PROBLEM DESCRIPTION ::
Show all lines of the listing that hold the word "Period".

INPUT MATERIAL ::
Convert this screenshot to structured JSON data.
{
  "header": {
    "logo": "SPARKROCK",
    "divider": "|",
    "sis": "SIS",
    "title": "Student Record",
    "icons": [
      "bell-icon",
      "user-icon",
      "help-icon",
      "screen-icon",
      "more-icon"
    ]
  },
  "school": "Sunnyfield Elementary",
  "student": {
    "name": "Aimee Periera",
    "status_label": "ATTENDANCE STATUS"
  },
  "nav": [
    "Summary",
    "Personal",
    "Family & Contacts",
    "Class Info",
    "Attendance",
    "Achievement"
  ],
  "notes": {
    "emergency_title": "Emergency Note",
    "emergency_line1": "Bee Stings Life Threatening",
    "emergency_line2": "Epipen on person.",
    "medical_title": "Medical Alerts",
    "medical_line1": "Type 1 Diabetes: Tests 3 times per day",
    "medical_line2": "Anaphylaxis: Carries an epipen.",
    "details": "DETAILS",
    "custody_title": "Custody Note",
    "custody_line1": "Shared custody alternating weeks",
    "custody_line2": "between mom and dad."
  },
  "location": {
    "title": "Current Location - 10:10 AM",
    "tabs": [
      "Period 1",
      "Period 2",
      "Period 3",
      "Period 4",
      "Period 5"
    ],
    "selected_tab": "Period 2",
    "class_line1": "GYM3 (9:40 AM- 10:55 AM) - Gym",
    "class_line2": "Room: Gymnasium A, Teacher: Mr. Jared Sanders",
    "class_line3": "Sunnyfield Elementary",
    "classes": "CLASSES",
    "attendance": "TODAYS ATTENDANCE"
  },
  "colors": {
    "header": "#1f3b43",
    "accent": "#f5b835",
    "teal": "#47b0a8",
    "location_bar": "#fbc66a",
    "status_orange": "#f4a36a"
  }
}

RESPONSE ::
      "Period 1",
      "Period 2",
      "Period 3",
      "Period 4",
      "Period 5"
    "selected_tab": "Period 2",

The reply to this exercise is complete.